TO DO. Repeat the whole listing word for word, skipping pictures.
SOURCE INFORMATION Start Marker
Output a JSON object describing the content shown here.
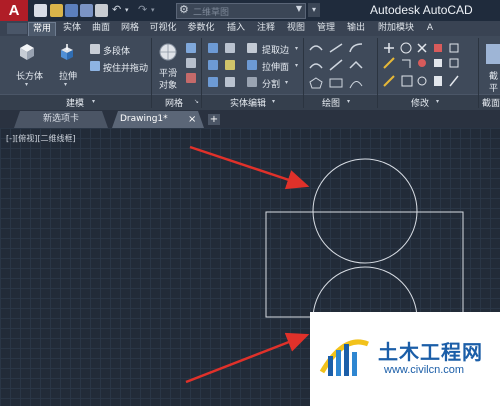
{
  "app": {
    "title": "Autodesk AutoCAD",
    "logo_letter": "A",
    "workspace": "二维草图"
  },
  "ribbon_tabs": [
    "常用",
    "实体",
    "曲面",
    "网格",
    "可视化",
    "参数化",
    "插入",
    "注释",
    "视图",
    "管理",
    "输出",
    "附加模块",
    "A"
  ],
  "active_tab": "常用",
  "panels": {
    "modeling": {
      "title": "建模",
      "box_label": "长方体",
      "extrude_label": "拉伸",
      "polysolid_label": "多段体",
      "presspull_label": "按住并拖动"
    },
    "mesh": {
      "title": "网格",
      "smooth_label_1": "平滑",
      "smooth_label_2": "对象"
    },
    "solid_editing": {
      "title": "实体编辑",
      "extract_edges_label": "提取边",
      "extrude_face_label": "拉伸面",
      "separate_label": "分割"
    },
    "draw": {
      "title": "绘图"
    },
    "modify": {
      "title": "修改"
    },
    "section": {
      "title": "截面",
      "plane_label_1": "截",
      "plane_label_2": "平"
    }
  },
  "file_tabs": {
    "start": "新选项卡",
    "drawing": "Drawing1*",
    "close_glyph": "×",
    "new_glyph": "+"
  },
  "canvas": {
    "viewport_label": "[-][俯视][二维线框]",
    "background": "#222b38",
    "geometry_color": "#d8dde4",
    "arrow_color": "#e0312a"
  },
  "watermark": {
    "name": "土木工程网",
    "url": "www.civilcn.com"
  }
}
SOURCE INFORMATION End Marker
EXERCISE SOLUTION.
Output a JSON object describing the content shown here.
{
  "app": {
    "title": "Autodesk AutoCAD",
    "logo_letter": "A",
    "workspace": "二维草图"
  },
  "ribbon_tabs": [
    "常用",
    "实体",
    "曲面",
    "网格",
    "可视化",
    "参数化",
    "插入",
    "注释",
    "视图",
    "管理",
    "输出",
    "附加模块",
    "A"
  ],
  "active_tab": "常用",
  "panels": {
    "modeling": {
      "title": "建模",
      "box_label": "长方体",
      "extrude_label": "拉伸",
      "polysolid_label": "多段体",
      "presspull_label": "按住并拖动"
    },
    "mesh": {
      "title": "网格",
      "smooth_label_1": "平滑",
      "smooth_label_2": "对象"
    },
    "solid_editing": {
      "title": "实体编辑",
      "extract_edges_label": "提取边",
      "extrude_face_label": "拉伸面",
      "separate_label": "分割"
    },
    "draw": {
      "title": "绘图"
    },
    "modify": {
      "title": "修改"
    },
    "section": {
      "title": "截面",
      "plane_label_1": "截",
      "plane_label_2": "平"
    }
  },
  "file_tabs": {
    "start": "新选项卡",
    "drawing": "Drawing1*",
    "close_glyph": "×",
    "new_glyph": "+"
  },
  "canvas": {
    "viewport_label": "[-][俯视][二维线框]",
    "background": "#222b38",
    "geometry_color": "#d8dde4",
    "arrow_color": "#e0312a"
  },
  "watermark": {
    "name": "土木工程网",
    "url": "www.civilcn.com"
  }
}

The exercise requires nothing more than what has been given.